- Utilize available rebate programs to fund most of these changes when possible.
These changes take good planning, patience, and unwavering dedication to long-term goals, items HOAs are not famous for. But failure will result in severely declining landscape, greatly increased community costs, and ultimately in large assessments.
State Water Conservation Rules
California has passed legislation to establish urban water use standards. Early versions of this were to establish goals and to urge compliance that did not carry much enforcement effort. Later versions have stricter compliance requirements with penalties for non-compliance. In 2022, the Governor established mandates with stricter requirements and penalties. In March of 2023, the California Water Board is establishing strict rules and penalties to “Make Conservation a Way of Life”. These rules establish a greatly reduced water use of potable water by 2030, beginning with restrictions on CII (Commercial, Industrial, and Institutional) properties with DIMs (Dedicated Irrigation Meters). Serrano Park Community Association with 15 DIMs is squarely in the target crosshairs for these new rules.
Lake Forest City Goals

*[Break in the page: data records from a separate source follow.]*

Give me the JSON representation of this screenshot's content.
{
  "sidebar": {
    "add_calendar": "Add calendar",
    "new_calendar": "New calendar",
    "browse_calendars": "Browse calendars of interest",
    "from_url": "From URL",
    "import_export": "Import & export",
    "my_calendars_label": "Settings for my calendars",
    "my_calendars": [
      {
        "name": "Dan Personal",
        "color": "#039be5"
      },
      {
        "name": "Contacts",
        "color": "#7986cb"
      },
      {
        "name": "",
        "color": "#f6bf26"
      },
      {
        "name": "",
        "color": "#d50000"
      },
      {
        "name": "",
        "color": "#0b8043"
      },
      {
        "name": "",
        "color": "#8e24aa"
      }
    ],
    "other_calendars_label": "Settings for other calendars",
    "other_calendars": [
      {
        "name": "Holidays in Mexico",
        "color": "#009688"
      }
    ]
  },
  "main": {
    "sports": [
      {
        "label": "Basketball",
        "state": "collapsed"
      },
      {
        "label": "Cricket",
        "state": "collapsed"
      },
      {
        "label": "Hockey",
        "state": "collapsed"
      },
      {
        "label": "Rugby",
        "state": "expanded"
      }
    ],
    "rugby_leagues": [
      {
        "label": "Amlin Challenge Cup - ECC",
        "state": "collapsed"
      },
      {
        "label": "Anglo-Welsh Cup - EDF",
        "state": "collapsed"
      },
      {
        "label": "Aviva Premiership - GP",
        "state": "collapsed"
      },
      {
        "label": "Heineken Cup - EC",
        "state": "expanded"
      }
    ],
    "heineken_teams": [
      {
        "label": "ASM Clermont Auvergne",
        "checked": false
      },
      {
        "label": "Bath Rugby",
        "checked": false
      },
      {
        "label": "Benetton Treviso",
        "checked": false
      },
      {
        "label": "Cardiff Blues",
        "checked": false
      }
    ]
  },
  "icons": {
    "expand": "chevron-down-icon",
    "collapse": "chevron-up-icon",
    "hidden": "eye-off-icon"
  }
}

The Environmental Impact Report for the city’s 2040 plan, relies on all potable water usage in the city for landscape irrigation to be reduced to less than 10% of the total potable water usage. This includes homeowners as well as HOAs.
Penalties are increasing for non-compliance which include fines along with rate and tier level changes in the water bills.
Incentives and rebates are currently available and have been for several years. Contributions to these funds come from several sources, but primarily by California state and various water districts. If used wisely, these current rebates can completely fund these landscape upgrade projects. If the rebate funds get used up then the HOAs will have to foot the entire cost.
- H2O for HOAs
- An annual water forum designed to inform and educate homeowner associations, property managers, and landscape contractors, about water efficient practices, water-runoff regulations, cost-effective water management strategies, and available rebate programs.
- State letter to HOAs
- State Water Conservation Portal
- Rulemaking to Make Conservation a Way of Life
- Urban Water Use Efficiency Standards, California
- IRWD, Commercial Landscape Restrictions
- IRWD, Drought
- Water Efficient Landscape Ordinance and Environmental Impact Report for 2020 General Plan
- The EIR includes an extreme reduction in the use of potable water to less than 10% for urban irrigation by 2040. This includes ALL HOAs and homeowners.
- The Water Efficiency Landscape Ordnance, Water Use Standards, applies to all landscaped areas, not just new projects.